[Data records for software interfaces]
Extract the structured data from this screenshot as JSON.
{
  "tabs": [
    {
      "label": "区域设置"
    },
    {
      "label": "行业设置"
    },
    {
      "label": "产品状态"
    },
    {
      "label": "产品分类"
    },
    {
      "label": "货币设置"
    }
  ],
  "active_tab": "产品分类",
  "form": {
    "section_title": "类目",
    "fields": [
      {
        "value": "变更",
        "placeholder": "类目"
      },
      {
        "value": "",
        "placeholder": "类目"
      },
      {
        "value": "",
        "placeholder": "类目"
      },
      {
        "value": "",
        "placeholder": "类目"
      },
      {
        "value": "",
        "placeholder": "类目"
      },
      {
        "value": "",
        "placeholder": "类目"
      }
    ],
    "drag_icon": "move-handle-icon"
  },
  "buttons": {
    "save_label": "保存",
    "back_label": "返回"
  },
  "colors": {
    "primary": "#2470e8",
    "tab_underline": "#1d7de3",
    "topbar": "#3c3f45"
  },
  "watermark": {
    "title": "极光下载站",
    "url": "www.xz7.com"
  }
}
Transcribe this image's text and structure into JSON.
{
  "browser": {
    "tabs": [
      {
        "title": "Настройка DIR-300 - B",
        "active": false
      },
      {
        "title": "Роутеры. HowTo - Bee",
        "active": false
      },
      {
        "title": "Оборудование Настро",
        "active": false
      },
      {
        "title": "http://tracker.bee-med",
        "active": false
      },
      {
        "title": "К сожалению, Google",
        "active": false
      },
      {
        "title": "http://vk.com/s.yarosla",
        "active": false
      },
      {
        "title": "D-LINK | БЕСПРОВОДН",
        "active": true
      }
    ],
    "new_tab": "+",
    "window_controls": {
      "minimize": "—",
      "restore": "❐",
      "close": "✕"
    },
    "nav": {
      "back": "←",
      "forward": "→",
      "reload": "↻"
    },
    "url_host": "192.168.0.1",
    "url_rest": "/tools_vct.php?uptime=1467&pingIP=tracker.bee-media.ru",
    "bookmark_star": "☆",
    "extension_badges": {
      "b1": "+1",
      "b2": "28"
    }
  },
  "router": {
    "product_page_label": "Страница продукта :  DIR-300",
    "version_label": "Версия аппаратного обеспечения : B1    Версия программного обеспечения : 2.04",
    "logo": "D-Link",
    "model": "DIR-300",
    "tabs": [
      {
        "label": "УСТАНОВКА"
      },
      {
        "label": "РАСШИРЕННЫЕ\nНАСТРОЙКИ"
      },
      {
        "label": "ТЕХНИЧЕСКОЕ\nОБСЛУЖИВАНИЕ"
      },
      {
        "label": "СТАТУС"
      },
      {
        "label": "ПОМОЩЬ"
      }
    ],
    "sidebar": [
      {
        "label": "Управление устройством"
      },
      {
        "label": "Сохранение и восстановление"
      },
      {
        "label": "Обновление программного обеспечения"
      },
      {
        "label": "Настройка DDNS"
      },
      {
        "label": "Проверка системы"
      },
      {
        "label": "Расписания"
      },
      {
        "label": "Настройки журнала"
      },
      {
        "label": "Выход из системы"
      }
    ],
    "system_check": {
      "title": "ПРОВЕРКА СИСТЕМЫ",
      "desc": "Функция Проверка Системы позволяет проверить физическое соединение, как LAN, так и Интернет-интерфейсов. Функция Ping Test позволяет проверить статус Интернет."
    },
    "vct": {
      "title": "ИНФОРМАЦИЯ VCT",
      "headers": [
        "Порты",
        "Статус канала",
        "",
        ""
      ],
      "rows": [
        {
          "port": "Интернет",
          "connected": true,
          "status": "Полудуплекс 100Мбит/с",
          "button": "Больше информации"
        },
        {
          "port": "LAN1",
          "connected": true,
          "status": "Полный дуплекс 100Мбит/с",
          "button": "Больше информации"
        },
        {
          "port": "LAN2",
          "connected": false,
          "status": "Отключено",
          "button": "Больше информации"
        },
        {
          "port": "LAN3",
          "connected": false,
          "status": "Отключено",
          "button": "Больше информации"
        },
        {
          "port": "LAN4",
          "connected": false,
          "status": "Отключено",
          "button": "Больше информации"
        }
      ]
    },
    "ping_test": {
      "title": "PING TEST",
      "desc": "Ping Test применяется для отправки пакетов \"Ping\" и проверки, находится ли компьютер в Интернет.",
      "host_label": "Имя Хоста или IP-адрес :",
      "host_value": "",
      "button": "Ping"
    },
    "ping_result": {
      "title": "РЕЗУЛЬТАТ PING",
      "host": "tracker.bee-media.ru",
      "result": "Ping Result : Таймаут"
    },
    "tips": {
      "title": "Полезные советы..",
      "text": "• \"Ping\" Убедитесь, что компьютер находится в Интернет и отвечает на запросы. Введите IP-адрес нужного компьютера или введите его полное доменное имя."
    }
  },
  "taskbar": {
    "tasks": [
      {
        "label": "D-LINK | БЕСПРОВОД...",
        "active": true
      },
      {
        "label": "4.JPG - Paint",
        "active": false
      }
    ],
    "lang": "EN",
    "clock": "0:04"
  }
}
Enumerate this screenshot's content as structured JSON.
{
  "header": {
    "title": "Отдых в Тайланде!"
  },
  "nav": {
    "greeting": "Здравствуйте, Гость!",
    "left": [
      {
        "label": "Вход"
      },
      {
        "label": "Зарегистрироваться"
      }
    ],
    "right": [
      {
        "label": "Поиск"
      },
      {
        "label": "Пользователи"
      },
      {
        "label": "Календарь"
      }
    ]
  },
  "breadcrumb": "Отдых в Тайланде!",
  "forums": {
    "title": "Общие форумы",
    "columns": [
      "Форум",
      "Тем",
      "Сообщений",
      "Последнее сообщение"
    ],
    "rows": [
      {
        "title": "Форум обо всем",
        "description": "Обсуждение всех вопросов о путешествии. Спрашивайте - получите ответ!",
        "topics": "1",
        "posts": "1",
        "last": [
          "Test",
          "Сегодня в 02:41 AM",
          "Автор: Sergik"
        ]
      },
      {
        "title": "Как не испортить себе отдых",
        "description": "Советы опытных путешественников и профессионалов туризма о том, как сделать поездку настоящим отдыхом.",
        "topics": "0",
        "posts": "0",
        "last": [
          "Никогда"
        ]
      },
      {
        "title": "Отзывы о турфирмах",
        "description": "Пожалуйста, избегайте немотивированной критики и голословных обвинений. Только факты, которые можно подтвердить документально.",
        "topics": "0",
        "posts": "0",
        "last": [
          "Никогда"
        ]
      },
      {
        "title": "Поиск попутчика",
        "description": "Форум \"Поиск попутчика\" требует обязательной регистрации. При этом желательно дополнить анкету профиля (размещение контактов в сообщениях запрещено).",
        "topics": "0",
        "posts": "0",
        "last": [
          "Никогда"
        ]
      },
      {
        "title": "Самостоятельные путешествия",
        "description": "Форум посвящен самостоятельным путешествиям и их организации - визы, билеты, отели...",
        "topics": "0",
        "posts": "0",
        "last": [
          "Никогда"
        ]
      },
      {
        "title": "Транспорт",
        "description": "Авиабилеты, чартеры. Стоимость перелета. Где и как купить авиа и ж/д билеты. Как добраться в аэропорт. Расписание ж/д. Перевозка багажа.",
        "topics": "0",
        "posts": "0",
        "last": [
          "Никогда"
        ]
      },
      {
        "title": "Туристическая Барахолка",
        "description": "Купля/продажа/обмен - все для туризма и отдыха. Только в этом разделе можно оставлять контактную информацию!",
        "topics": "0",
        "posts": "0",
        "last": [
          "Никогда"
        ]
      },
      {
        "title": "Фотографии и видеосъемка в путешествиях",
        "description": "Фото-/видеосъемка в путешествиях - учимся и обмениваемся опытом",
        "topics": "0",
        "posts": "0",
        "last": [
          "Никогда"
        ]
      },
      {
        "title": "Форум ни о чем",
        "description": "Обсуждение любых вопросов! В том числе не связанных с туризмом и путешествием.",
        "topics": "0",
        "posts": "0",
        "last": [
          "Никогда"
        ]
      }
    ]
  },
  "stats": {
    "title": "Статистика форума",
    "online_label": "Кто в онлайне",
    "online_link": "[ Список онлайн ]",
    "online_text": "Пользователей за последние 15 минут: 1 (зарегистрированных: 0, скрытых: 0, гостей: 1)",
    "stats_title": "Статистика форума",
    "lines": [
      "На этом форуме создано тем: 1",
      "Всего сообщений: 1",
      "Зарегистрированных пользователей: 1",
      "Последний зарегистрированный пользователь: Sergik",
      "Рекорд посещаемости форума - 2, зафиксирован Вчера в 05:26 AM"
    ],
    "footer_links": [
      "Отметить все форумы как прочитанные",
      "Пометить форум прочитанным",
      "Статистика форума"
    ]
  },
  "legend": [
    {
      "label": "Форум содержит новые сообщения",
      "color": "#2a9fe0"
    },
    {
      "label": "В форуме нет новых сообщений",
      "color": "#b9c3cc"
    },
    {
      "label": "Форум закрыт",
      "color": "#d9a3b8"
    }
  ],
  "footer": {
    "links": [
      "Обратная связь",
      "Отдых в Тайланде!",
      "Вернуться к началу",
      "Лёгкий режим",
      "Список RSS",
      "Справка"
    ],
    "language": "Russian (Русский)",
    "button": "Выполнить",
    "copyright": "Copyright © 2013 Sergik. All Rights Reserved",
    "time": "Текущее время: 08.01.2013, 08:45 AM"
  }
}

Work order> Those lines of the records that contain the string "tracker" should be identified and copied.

Exercise answer>
        "title": "http://tracker.bee-med",
    "url_rest": "/tools_vct.php?uptime=1467&pingIP=tracker.bee-media.ru",
      "host": "tracker.bee-media.ru",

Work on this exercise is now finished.